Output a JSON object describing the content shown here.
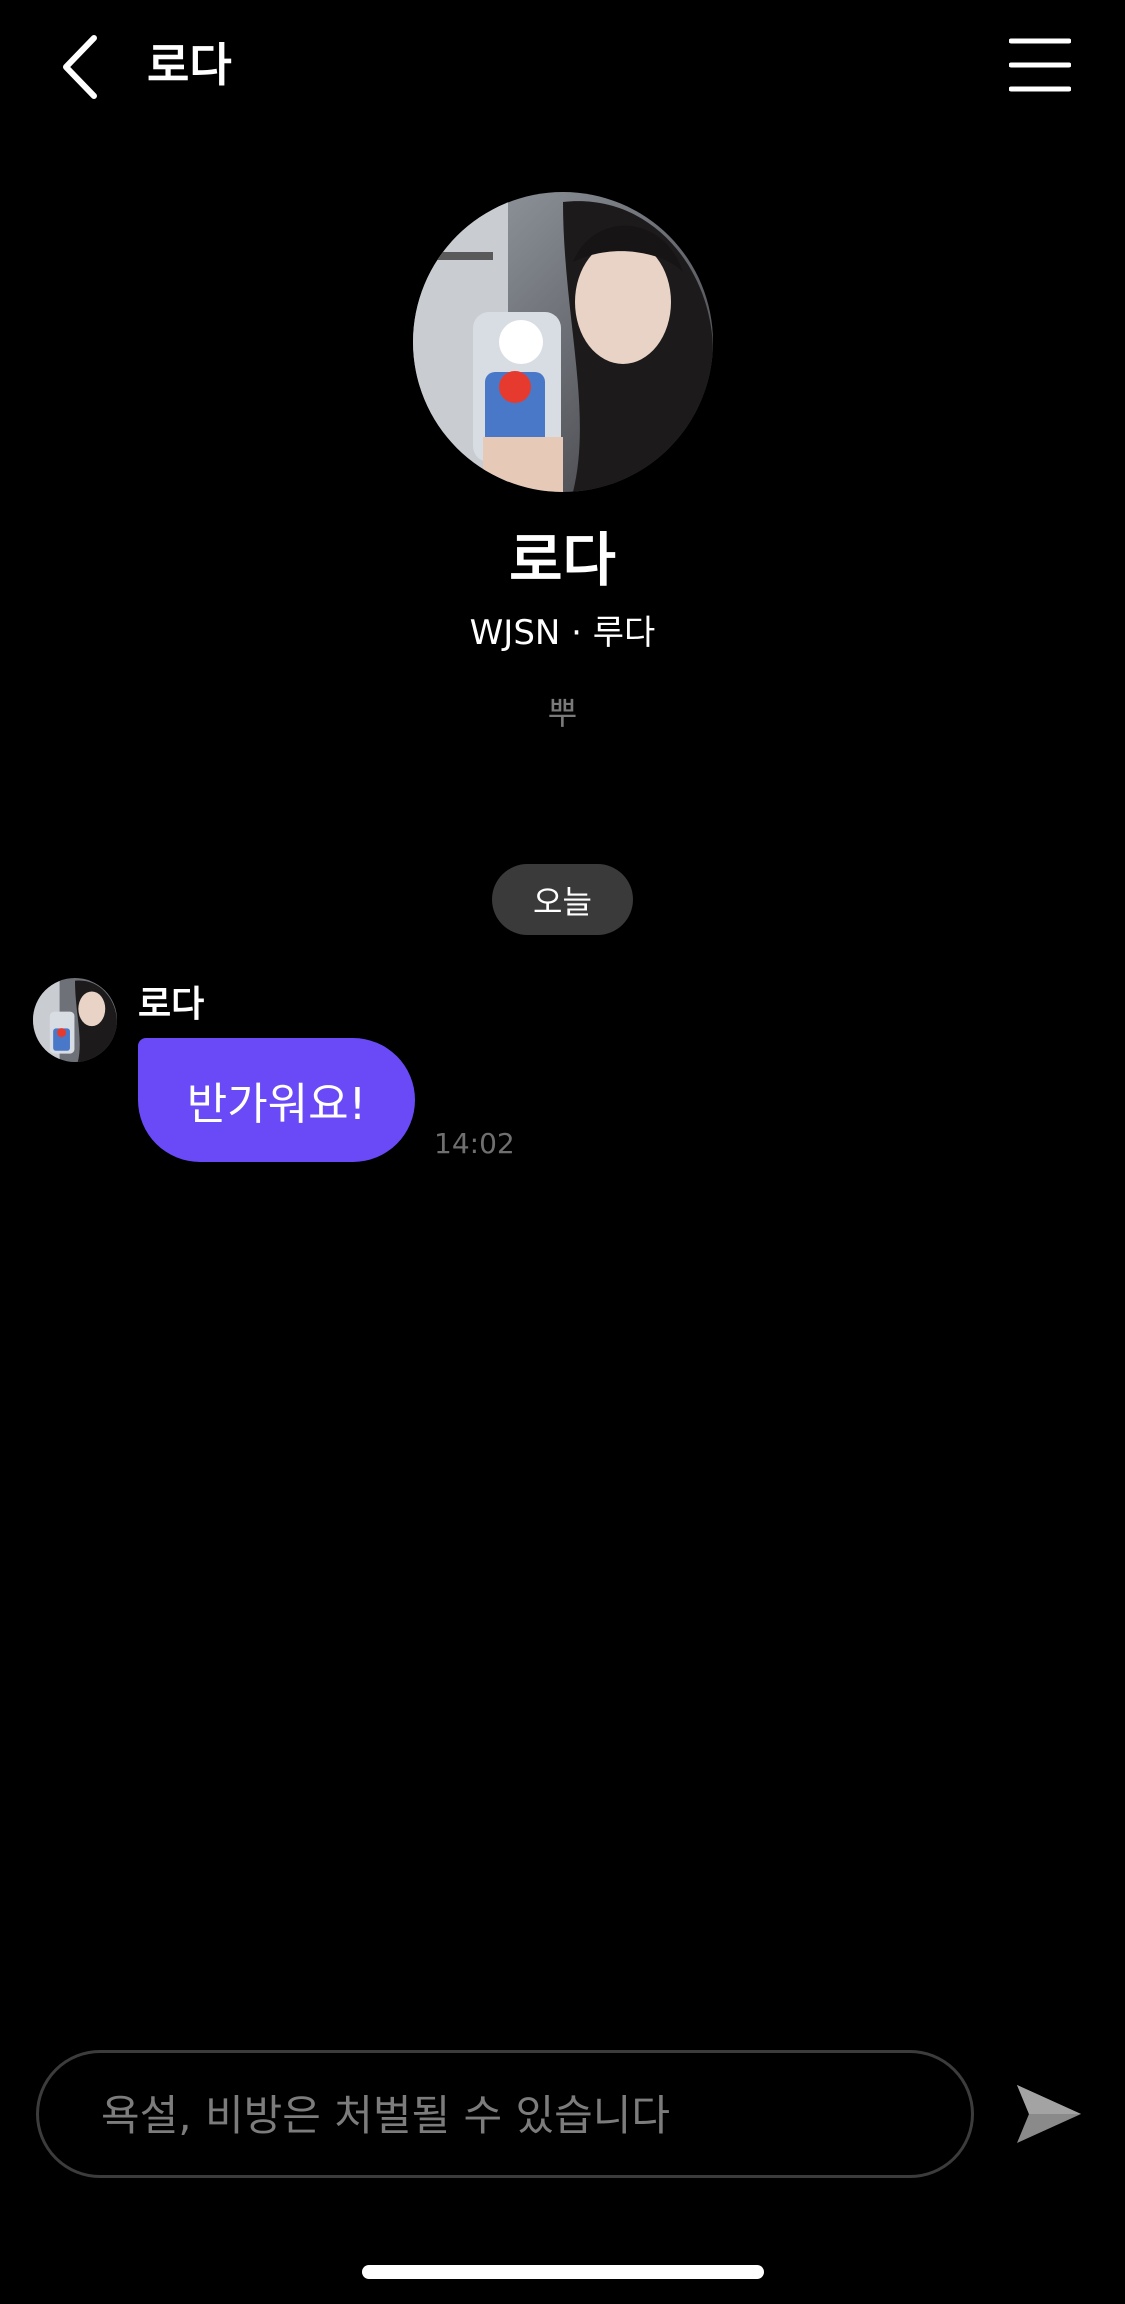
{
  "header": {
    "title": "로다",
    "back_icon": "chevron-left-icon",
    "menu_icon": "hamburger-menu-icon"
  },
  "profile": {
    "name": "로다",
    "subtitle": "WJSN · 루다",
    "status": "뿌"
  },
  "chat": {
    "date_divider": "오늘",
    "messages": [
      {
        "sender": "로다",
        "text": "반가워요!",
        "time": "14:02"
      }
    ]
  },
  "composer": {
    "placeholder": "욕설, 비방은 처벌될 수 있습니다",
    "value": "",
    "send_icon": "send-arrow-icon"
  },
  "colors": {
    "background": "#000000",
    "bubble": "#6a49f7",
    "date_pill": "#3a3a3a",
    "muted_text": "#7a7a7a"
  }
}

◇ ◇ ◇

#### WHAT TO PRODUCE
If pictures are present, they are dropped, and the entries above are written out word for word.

#### RESULT
Output a JSON object describing the content shown here.
{
  "header": {
    "title": "로다",
    "back_icon": "chevron-left-icon",
    "menu_icon": "hamburger-menu-icon"
  },
  "profile": {
    "name": "로다",
    "subtitle": "WJSN · 루다",
    "status": "뿌"
  },
  "chat": {
    "date_divider": "오늘",
    "messages": [
      {
        "sender": "로다",
        "text": "반가워요!",
        "time": "14:02"
      }
    ]
  },
  "composer": {
    "placeholder": "욕설, 비방은 처벌될 수 있습니다",
    "value": "",
    "send_icon": "send-arrow-icon"
  },
  "colors": {
    "background": "#000000",
    "bubble": "#6a49f7",
    "date_pill": "#3a3a3a",
    "muted_text": "#7a7a7a"
  }
}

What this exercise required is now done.